Content starts

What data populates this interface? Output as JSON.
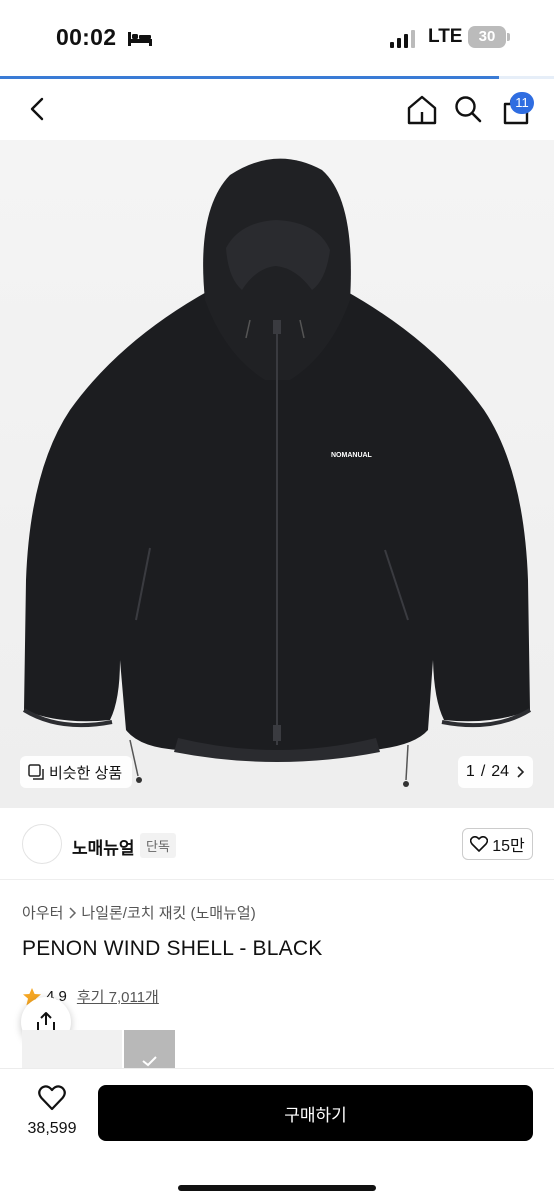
{
  "status_bar": {
    "time": "00:02",
    "network": "LTE",
    "battery": "30"
  },
  "page_progress": 0.9,
  "header": {
    "cart_count": "11"
  },
  "image": {
    "logo_text": "NOMANUAL",
    "similar_label": "비슷한 상품",
    "page_current": "1",
    "page_sep": "/",
    "page_total": "24"
  },
  "brand": {
    "name": "노매뉴얼",
    "tag": "단독",
    "likes": "15만"
  },
  "breadcrumb": [
    "아우터",
    "나일론/코치 재킷 (노매뉴얼)"
  ],
  "product": {
    "title": "PENON WIND SHELL - BLACK"
  },
  "rating": {
    "score": "4.9",
    "reviews": "후기 7,011개"
  },
  "bottom": {
    "wish_count": "38,599",
    "buy_label": "구매하기"
  },
  "colors": {
    "accent": "#2f6de1",
    "buy_button": "#000000",
    "star": "#f5a623"
  }
}
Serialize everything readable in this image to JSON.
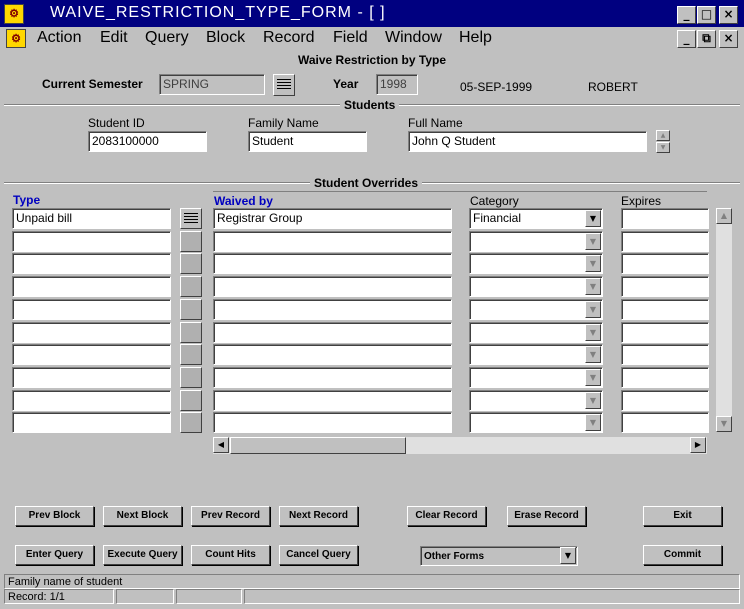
{
  "window": {
    "title": "WAIVE_RESTRICTION_TYPE_FORM - [ ]",
    "minimize_glyph": "_",
    "maximize_glyph": "□",
    "close_glyph": "×",
    "restore_glyph": "⧉"
  },
  "menu": [
    "Action",
    "Edit",
    "Query",
    "Block",
    "Record",
    "Field",
    "Window",
    "Help"
  ],
  "form": {
    "heading": "Waive Restriction by Type",
    "current_semester_label": "Current Semester",
    "current_semester_value": "SPRING",
    "year_label": "Year",
    "year_value": "1998",
    "date": "05-SEP-1999",
    "user": "ROBERT"
  },
  "students": {
    "title": "Students",
    "student_id_label": "Student ID",
    "student_id_value": "2083100000",
    "family_name_label": "Family Name",
    "family_name_value": "Student",
    "full_name_label": "Full Name",
    "full_name_value": "John Q Student"
  },
  "overrides": {
    "title": "Student Overrides",
    "type_header": "Type",
    "waived_by_header": "Waived by",
    "category_header": "Category",
    "expires_header": "Expires",
    "rows": [
      {
        "type": "Unpaid bill",
        "waived_by": "Registrar Group",
        "category": "Financial",
        "expires": ""
      },
      {
        "type": "",
        "waived_by": "",
        "category": "",
        "expires": ""
      },
      {
        "type": "",
        "waived_by": "",
        "category": "",
        "expires": ""
      },
      {
        "type": "",
        "waived_by": "",
        "category": "",
        "expires": ""
      },
      {
        "type": "",
        "waived_by": "",
        "category": "",
        "expires": ""
      },
      {
        "type": "",
        "waived_by": "",
        "category": "",
        "expires": ""
      },
      {
        "type": "",
        "waived_by": "",
        "category": "",
        "expires": ""
      },
      {
        "type": "",
        "waived_by": "",
        "category": "",
        "expires": ""
      },
      {
        "type": "",
        "waived_by": "",
        "category": "",
        "expires": ""
      },
      {
        "type": "",
        "waived_by": "",
        "category": "",
        "expires": ""
      }
    ]
  },
  "buttons": {
    "prev_block": "Prev Block",
    "next_block": "Next Block",
    "prev_record": "Prev Record",
    "next_record": "Next Record",
    "clear_record": "Clear Record",
    "erase_record": "Erase Record",
    "exit": "Exit",
    "enter_query": "Enter Query",
    "execute_query": "Execute Query",
    "count_hits": "Count Hits",
    "cancel_query": "Cancel Query",
    "other_forms": "Other Forms",
    "commit": "Commit"
  },
  "icons": {
    "app": "oracle-forms-app-icon",
    "lov": "list-of-values-icon",
    "dropdown": "chevron-down-icon"
  },
  "status": {
    "hint": "Family name of student",
    "record": "Record: 1/1"
  },
  "colors": {
    "titlebar": "#000080",
    "face": "#c0c0c0",
    "label_blue": "#0000c0"
  }
}
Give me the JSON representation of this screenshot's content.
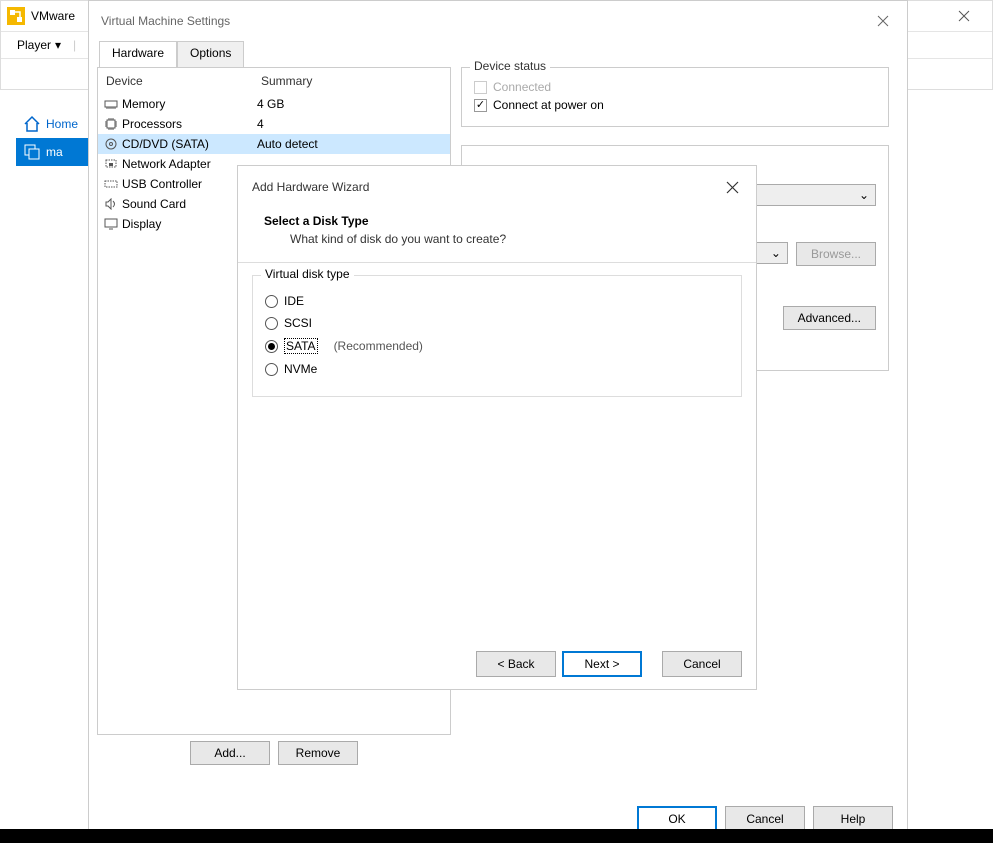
{
  "main": {
    "title": "VMware",
    "menu_player": "Player",
    "sidebar": {
      "home": "Home",
      "vm": "ma"
    }
  },
  "settings": {
    "title": "Virtual Machine Settings",
    "tabs": {
      "hardware": "Hardware",
      "options": "Options"
    },
    "device_table": {
      "col_device": "Device",
      "col_summary": "Summary",
      "rows": [
        {
          "name": "Memory",
          "summary": "4 GB"
        },
        {
          "name": "Processors",
          "summary": "4"
        },
        {
          "name": "CD/DVD (SATA)",
          "summary": "Auto detect"
        },
        {
          "name": "Network Adapter",
          "summary": ""
        },
        {
          "name": "USB Controller",
          "summary": ""
        },
        {
          "name": "Sound Card",
          "summary": ""
        },
        {
          "name": "Display",
          "summary": ""
        }
      ]
    },
    "device_status": {
      "group": "Device status",
      "connected": "Connected",
      "connect_power": "Connect at power on"
    },
    "advanced": "Advanced...",
    "browse": "Browse...",
    "add": "Add...",
    "remove": "Remove",
    "ok": "OK",
    "cancel": "Cancel",
    "help": "Help"
  },
  "wizard": {
    "title": "Add Hardware Wizard",
    "header": "Select a Disk Type",
    "sub": "What kind of disk do you want to create?",
    "group": "Virtual disk type",
    "options": {
      "ide": "IDE",
      "scsi": "SCSI",
      "sata": "SATA",
      "nvme": "NVMe"
    },
    "recommended": "(Recommended)",
    "back": "< Back",
    "next": "Next >",
    "cancel": "Cancel"
  }
}
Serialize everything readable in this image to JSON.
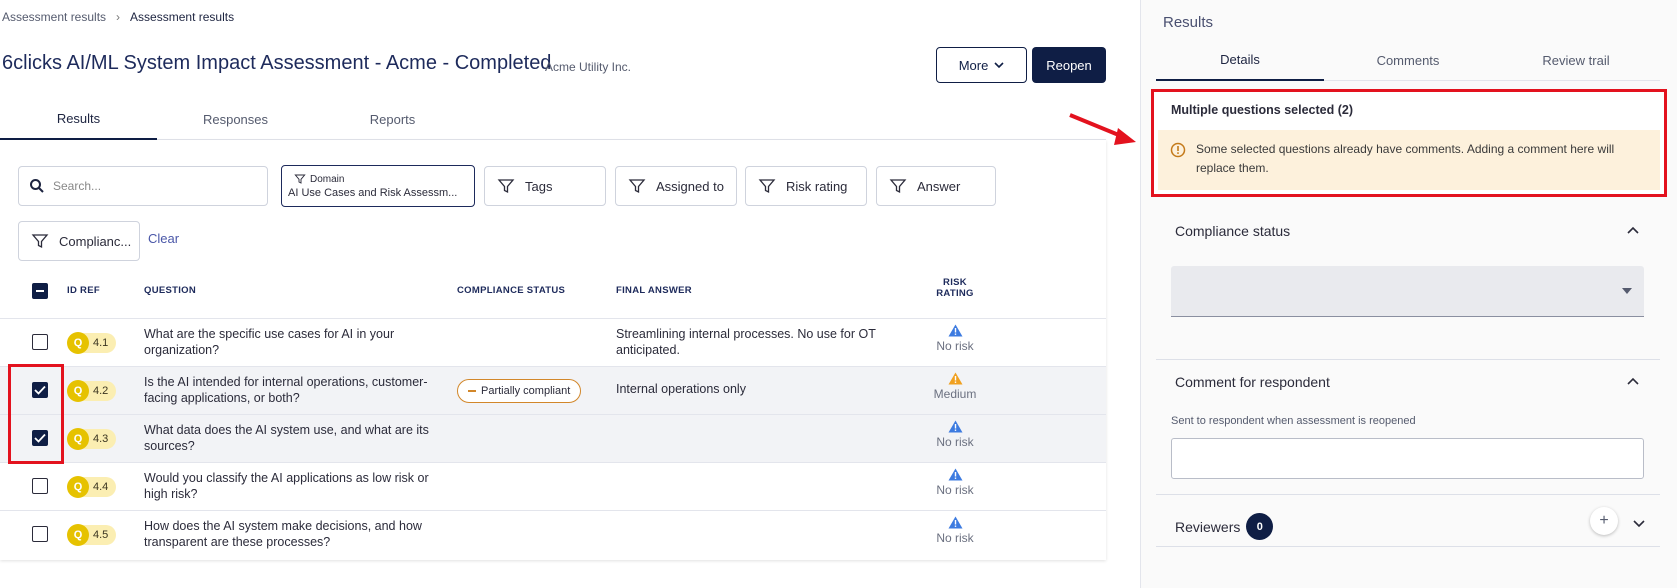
{
  "breadcrumb": {
    "items": [
      "Assessment results",
      "Assessment results"
    ]
  },
  "header": {
    "title": "6clicks AI/ML System Impact Assessment - Acme - Completed",
    "org": "Acme Utility Inc.",
    "more_label": "More",
    "reopen_label": "Reopen"
  },
  "tabs": [
    "Results",
    "Responses",
    "Reports"
  ],
  "filters": {
    "search_placeholder": "Search...",
    "domain_label": "Domain",
    "domain_value": "AI Use Cases and Risk Assessm...",
    "tags": "Tags",
    "assigned_to": "Assigned to",
    "risk_rating": "Risk rating",
    "answer": "Answer",
    "compliance": "Complianc...",
    "clear": "Clear"
  },
  "table": {
    "headers": {
      "id_ref": "ID REF",
      "question": "QUESTION",
      "compliance_status": "COMPLIANCE STATUS",
      "final_answer": "FINAL ANSWER",
      "risk_rating_1": "RISK",
      "risk_rating_2": "RATING"
    },
    "rows": [
      {
        "badge": "Q",
        "id": "4.1",
        "question": "What are the specific use cases for AI in your organization?",
        "compliance": "",
        "final_answer": "Streamlining internal processes. No use for OT anticipated.",
        "risk": "No risk",
        "selected": false
      },
      {
        "badge": "Q",
        "id": "4.2",
        "question": "Is the AI intended for internal operations, customer-facing applications, or both?",
        "compliance": "Partially compliant",
        "final_answer": "Internal operations only",
        "risk": "Medium",
        "selected": true
      },
      {
        "badge": "Q",
        "id": "4.3",
        "question": "What data does the AI system use, and what are its sources?",
        "compliance": "",
        "final_answer": "",
        "risk": "No risk",
        "selected": true
      },
      {
        "badge": "Q",
        "id": "4.4",
        "question": "Would you classify the AI applications as low risk or high risk?",
        "compliance": "",
        "final_answer": "",
        "risk": "No risk",
        "selected": false
      },
      {
        "badge": "Q",
        "id": "4.5",
        "question": "How does the AI system make decisions, and how transparent are these processes?",
        "compliance": "",
        "final_answer": "",
        "risk": "No risk",
        "selected": false
      }
    ]
  },
  "results_panel": {
    "title": "Results",
    "tabs": [
      "Details",
      "Comments",
      "Review trail"
    ],
    "selection_title": "Multiple questions selected (2)",
    "warning": "Some selected questions already have comments. Adding a comment here will replace them.",
    "compliance_status_label": "Compliance status",
    "comment_label": "Comment for respondent",
    "comment_hint": "Sent to respondent when assessment is reopened",
    "reviewers_label": "Reviewers",
    "reviewers_count": "0",
    "add_symbol": "+"
  },
  "colors": {
    "primary": "#0f1e45",
    "accent_red": "#e3121e",
    "warning_bg": "#fdf1dc",
    "badge_yellow": "#e6c200",
    "risk_blue": "#3d7be0",
    "risk_orange": "#f0a020"
  }
}
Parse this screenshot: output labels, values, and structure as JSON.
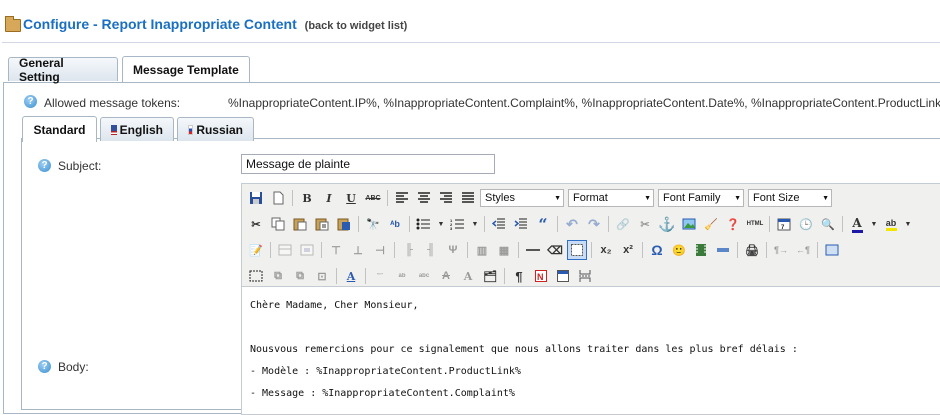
{
  "header": {
    "title": "Configure - Report Inappropriate Content",
    "back_link": "(back to widget list)"
  },
  "tabs": [
    {
      "label": "General Setting",
      "active": false
    },
    {
      "label": "Message Template",
      "active": true
    }
  ],
  "tokens": {
    "label": "Allowed message tokens:",
    "value": "%InappropriateContent.IP%, %InappropriateContent.Complaint%, %InappropriateContent.Date%, %InappropriateContent.ProductLink%"
  },
  "language_tabs": [
    {
      "label": "Standard",
      "active": true,
      "flag": null
    },
    {
      "label": "English",
      "active": false,
      "flag": "us-flag-icon"
    },
    {
      "label": "Russian",
      "active": false,
      "flag": "ru-flag-icon"
    }
  ],
  "subject": {
    "label": "Subject:",
    "value": "Message de plainte"
  },
  "body": {
    "label": "Body:"
  },
  "editor": {
    "dropdowns": {
      "styles": "Styles",
      "format": "Format",
      "font_family": "Font Family",
      "font_size": "Font Size"
    },
    "html_button": "HTML",
    "text_buttons": {
      "bold": "B",
      "italic": "I",
      "underline": "U",
      "strike": "ABC",
      "superscript": "x²",
      "subscript": "x₂",
      "omega": "Ω",
      "quote": "“"
    },
    "colors": {
      "text_color": "#1a1aa6",
      "highlight": "#f2e600",
      "accent": "#1a6fc2"
    },
    "content_lines": [
      "Chère Madame, Cher Monsieur,",
      "",
      "Nousvous remercions pour ce signalement que nous allons traiter dans les plus bref délais :",
      "- Modèle : %InappropriateContent.ProductLink%",
      "- Message : %InappropriateContent.Complaint%"
    ]
  }
}
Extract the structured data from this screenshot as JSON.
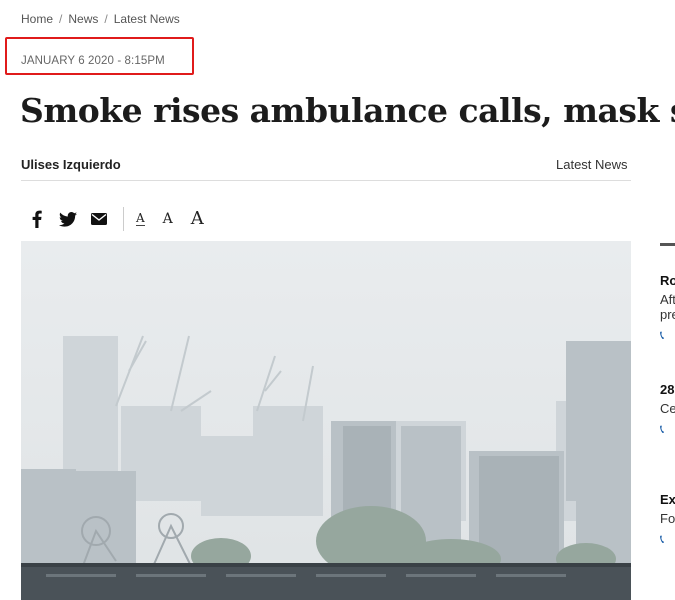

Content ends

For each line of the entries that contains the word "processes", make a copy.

SOLVED EXERCISE:
        "final_answer": "Streamlining internal processes. No use for OT anticipated.",
        "question": "How does the AI system make decisions, and how transparent are these processes?",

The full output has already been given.